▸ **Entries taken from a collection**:
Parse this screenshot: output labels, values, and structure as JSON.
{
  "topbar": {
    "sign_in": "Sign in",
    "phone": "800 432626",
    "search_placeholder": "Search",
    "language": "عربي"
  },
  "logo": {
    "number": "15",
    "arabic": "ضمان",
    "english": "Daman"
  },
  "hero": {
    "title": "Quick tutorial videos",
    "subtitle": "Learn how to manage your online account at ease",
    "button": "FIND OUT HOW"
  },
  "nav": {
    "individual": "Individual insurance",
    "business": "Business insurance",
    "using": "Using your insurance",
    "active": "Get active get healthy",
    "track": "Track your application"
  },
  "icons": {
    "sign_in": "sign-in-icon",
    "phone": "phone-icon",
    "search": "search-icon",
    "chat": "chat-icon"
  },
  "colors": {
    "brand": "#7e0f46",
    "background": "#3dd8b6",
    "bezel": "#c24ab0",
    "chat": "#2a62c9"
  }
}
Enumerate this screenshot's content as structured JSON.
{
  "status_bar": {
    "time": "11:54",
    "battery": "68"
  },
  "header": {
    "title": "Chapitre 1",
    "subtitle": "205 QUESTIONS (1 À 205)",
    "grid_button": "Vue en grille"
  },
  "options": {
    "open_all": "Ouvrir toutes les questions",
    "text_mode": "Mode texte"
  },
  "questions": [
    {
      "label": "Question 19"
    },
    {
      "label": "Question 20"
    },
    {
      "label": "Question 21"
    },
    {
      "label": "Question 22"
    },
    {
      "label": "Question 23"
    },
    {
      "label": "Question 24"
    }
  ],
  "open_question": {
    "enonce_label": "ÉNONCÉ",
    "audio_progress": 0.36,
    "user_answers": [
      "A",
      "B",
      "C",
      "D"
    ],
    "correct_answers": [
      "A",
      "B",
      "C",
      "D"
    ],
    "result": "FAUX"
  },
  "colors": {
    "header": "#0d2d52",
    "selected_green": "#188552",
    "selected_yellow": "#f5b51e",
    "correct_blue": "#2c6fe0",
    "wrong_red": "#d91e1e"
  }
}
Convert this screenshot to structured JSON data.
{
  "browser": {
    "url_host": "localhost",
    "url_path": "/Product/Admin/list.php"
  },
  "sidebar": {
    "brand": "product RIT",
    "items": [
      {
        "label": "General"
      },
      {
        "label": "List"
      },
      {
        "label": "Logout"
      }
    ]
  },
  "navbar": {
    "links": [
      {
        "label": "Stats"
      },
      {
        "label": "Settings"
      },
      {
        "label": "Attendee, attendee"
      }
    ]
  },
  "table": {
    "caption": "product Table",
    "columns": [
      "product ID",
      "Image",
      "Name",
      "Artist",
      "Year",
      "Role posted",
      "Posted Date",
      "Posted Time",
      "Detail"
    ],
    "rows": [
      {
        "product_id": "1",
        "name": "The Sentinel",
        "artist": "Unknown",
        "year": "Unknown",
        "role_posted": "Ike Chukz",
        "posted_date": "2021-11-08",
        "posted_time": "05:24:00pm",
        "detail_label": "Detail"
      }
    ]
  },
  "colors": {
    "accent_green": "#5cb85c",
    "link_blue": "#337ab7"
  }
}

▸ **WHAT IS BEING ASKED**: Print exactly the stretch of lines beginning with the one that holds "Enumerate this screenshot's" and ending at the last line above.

▸ **EXERCISE OUTPUT**:
Enumerate this screenshot's content as structured JSON.
{
  "status_bar": {
    "time": "11:54",
    "battery": "68"
  },
  "header": {
    "title": "Chapitre 1",
    "subtitle": "205 QUESTIONS (1 À 205)",
    "grid_button": "Vue en grille"
  },
  "options": {
    "open_all": "Ouvrir toutes les questions",
    "text_mode": "Mode texte"
  },
  "questions": [
    {
      "label": "Question 19"
    },
    {
      "label": "Question 20"
    },
    {
      "label": "Question 21"
    },
    {
      "label": "Question 22"
    },
    {
      "label": "Question 23"
    },
    {
      "label": "Question 24"
    }
  ],
  "open_question": {
    "enonce_label": "ÉNONCÉ",
    "audio_progress": 0.36,
    "user_answers": [
      "A",
      "B",
      "C",
      "D"
    ],
    "correct_answers": [
      "A",
      "B",
      "C",
      "D"
    ],
    "result": "FAUX"
  },
  "colors": {
    "header": "#0d2d52",
    "selected_green": "#188552",
    "selected_yellow": "#f5b51e",
    "correct_blue": "#2c6fe0",
    "wrong_red": "#d91e1e"
  }
}
Convert this screenshot to structured JSON data.
{
  "browser": {
    "url_host": "localhost",
    "url_path": "/Product/Admin/list.php"
  },
  "sidebar": {
    "brand": "product RIT",
    "items": [
      {
        "label": "General"
      },
      {
        "label": "List"
      },
      {
        "label": "Logout"
      }
    ]
  },
  "navbar": {
    "links": [
      {
        "label": "Stats"
      },
      {
        "label": "Settings"
      },
      {
        "label": "Attendee, attendee"
      }
    ]
  },
  "table": {
    "caption": "product Table",
    "columns": [
      "product ID",
      "Image",
      "Name",
      "Artist",
      "Year",
      "Role posted",
      "Posted Date",
      "Posted Time",
      "Detail"
    ],
    "rows": [
      {
        "product_id": "1",
        "name": "The Sentinel",
        "artist": "Unknown",
        "year": "Unknown",
        "role_posted": "Ike Chukz",
        "posted_date": "2021-11-08",
        "posted_time": "05:24:00pm",
        "detail_label": "Detail"
      }
    ]
  },
  "colors": {
    "accent_green": "#5cb85c",
    "link_blue": "#337ab7"
  }
}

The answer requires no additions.